STUDY MATERIAL >>

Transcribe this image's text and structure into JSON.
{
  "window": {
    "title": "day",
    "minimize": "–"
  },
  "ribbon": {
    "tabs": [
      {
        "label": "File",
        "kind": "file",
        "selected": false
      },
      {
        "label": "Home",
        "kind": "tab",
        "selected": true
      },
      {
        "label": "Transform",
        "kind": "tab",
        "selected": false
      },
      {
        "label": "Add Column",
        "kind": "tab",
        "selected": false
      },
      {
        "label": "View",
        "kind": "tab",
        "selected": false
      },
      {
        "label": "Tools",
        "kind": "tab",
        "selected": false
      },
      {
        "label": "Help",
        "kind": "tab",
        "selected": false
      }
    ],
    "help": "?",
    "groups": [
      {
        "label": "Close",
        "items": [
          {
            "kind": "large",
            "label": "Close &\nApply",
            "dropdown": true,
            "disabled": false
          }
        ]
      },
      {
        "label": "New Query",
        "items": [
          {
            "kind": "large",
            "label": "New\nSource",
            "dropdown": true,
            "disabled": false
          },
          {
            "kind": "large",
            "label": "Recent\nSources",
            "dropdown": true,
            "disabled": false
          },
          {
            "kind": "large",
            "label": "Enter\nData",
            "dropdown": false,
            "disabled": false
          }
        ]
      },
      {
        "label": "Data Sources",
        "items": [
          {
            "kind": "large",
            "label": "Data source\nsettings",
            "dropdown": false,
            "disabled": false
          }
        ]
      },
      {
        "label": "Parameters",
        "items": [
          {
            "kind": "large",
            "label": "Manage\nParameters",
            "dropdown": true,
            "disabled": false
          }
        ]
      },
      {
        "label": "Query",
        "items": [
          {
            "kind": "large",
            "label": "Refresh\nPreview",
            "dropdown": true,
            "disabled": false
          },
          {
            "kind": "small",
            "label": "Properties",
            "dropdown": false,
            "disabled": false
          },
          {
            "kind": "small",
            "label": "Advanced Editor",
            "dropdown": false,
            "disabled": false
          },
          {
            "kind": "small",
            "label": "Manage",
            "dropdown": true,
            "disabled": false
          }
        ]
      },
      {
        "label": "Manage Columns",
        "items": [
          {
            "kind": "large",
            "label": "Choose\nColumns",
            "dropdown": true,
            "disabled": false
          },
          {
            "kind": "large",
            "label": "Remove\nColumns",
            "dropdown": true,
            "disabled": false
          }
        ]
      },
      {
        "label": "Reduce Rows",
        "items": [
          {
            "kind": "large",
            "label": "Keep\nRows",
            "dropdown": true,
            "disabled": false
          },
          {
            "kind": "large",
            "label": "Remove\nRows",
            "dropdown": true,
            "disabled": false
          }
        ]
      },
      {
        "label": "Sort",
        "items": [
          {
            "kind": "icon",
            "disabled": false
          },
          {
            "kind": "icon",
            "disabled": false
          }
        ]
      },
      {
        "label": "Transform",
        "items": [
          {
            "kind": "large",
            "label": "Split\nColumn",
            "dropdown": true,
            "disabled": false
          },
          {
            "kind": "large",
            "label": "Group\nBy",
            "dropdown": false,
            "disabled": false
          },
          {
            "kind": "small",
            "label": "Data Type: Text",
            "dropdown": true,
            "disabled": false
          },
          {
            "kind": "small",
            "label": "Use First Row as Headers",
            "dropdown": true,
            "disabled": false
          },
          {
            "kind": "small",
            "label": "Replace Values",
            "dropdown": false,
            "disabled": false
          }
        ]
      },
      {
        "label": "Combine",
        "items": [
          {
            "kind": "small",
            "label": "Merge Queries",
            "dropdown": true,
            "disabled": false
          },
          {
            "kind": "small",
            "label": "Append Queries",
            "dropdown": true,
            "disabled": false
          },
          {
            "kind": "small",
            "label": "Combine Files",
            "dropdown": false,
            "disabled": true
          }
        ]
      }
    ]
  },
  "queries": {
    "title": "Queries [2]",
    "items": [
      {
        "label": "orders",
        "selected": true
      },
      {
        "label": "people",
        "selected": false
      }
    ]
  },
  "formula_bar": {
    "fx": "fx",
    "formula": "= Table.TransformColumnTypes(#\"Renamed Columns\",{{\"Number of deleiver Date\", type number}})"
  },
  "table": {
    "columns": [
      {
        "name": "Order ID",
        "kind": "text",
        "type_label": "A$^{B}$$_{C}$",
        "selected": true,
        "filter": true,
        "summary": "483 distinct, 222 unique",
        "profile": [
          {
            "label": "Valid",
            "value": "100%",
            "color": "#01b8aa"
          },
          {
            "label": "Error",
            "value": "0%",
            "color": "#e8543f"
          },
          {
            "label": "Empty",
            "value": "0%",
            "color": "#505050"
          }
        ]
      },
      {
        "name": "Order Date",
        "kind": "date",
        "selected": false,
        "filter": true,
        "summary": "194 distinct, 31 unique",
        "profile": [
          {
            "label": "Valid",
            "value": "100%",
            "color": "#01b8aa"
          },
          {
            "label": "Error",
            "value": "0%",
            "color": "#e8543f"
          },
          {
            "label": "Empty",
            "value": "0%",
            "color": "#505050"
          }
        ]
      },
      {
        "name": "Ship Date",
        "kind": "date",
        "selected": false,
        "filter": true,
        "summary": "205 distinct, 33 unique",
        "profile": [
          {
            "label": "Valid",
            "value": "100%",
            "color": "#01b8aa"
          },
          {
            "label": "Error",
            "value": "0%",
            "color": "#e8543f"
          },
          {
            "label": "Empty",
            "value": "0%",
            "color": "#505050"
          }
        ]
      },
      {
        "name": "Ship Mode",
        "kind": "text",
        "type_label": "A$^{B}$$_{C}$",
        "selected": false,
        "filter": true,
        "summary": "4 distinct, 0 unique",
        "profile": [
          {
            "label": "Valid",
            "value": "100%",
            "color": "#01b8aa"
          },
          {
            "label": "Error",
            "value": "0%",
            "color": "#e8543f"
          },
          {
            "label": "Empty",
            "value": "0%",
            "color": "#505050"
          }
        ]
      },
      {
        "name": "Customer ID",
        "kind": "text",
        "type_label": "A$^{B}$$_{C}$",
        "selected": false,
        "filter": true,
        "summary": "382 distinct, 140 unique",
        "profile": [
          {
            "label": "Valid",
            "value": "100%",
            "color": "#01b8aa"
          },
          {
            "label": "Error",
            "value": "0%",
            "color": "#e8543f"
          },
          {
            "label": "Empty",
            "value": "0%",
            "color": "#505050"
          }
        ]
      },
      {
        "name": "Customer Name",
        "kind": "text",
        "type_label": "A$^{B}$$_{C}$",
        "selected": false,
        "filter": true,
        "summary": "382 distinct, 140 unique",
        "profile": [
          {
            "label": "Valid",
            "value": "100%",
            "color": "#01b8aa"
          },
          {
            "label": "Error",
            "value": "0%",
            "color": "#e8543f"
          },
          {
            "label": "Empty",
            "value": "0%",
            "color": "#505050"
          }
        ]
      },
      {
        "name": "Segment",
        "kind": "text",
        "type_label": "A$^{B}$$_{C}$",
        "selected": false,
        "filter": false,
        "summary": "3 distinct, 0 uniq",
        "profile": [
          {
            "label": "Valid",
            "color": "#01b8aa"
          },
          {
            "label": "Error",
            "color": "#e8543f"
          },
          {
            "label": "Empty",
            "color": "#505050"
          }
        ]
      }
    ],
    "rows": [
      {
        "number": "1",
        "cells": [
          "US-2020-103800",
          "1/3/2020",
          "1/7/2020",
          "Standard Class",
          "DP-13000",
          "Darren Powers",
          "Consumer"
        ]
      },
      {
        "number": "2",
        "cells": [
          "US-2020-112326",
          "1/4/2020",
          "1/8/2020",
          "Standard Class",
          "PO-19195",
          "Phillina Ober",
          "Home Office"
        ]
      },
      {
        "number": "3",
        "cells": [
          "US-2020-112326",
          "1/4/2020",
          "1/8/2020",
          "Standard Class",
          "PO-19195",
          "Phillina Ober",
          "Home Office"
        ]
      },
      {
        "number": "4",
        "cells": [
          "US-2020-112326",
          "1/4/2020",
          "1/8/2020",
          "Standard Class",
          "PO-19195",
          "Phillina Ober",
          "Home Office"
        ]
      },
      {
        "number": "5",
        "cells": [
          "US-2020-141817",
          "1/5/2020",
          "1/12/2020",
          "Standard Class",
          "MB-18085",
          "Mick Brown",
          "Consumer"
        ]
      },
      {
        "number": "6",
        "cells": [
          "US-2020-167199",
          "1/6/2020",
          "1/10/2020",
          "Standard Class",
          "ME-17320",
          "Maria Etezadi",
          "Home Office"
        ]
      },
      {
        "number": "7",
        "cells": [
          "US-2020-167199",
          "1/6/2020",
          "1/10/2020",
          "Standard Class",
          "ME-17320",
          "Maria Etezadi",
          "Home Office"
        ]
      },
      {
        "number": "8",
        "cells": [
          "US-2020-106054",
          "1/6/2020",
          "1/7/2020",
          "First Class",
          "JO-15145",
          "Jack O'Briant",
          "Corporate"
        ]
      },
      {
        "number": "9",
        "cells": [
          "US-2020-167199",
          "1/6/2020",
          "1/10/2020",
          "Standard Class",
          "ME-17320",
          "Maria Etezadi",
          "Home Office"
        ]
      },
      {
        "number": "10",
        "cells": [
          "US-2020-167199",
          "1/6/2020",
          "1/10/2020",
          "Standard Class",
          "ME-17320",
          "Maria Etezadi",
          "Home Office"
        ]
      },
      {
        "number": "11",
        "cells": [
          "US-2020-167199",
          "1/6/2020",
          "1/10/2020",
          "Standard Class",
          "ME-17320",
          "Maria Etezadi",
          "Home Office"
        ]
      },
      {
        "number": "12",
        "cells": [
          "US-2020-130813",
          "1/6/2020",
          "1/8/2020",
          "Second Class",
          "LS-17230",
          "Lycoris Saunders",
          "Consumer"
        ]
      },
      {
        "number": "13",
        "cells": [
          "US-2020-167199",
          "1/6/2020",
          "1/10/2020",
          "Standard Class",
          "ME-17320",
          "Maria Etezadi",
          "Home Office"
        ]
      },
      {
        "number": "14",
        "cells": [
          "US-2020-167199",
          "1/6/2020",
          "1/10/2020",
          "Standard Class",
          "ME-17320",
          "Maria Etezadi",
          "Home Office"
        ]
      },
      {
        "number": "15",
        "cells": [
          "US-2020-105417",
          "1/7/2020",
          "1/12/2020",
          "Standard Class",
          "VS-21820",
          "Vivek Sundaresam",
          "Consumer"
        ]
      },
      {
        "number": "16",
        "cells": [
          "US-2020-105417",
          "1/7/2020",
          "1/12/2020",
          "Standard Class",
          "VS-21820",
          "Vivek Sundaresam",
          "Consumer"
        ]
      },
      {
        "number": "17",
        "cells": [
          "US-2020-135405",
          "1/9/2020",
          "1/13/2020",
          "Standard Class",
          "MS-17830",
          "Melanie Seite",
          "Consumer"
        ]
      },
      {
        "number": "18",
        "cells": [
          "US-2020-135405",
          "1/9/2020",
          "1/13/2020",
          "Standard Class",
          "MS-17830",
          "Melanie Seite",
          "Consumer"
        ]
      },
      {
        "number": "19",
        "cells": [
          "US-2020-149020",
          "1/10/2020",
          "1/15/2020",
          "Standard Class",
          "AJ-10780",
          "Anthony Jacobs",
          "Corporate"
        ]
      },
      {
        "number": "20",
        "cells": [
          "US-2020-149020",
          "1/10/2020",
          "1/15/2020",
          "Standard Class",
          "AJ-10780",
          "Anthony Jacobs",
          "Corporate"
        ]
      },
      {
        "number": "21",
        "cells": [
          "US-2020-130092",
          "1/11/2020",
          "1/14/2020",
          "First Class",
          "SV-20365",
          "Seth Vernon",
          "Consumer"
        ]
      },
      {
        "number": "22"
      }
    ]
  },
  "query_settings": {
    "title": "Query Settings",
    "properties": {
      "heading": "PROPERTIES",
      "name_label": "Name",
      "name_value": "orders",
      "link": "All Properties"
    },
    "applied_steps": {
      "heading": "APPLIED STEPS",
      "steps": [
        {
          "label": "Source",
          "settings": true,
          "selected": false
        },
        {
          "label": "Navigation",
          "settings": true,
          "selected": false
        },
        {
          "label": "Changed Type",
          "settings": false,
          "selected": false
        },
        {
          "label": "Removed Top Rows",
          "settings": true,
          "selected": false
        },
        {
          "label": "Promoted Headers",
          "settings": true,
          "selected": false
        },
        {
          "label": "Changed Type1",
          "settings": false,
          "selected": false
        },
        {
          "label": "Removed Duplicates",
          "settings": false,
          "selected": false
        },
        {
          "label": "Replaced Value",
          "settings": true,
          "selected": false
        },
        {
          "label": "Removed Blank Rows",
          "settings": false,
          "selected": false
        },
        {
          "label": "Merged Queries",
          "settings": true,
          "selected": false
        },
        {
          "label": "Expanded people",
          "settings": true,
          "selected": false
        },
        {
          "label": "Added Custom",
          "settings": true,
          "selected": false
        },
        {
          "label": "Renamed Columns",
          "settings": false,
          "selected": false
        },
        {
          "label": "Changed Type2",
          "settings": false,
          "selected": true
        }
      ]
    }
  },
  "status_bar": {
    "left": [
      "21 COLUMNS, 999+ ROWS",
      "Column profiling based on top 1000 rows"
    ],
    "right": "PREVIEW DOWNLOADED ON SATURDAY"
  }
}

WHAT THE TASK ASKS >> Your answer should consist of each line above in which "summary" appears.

EXPECTED OUTPUT >>
        "summary": "483 distinct, 222 unique",
        "summary": "194 distinct, 31 unique",
        "summary": "205 distinct, 33 unique",
        "summary": "4 distinct, 0 unique",
        "summary": "382 distinct, 140 unique",
        "summary": "382 distinct, 140 unique",
        "summary": "3 distinct, 0 uniq",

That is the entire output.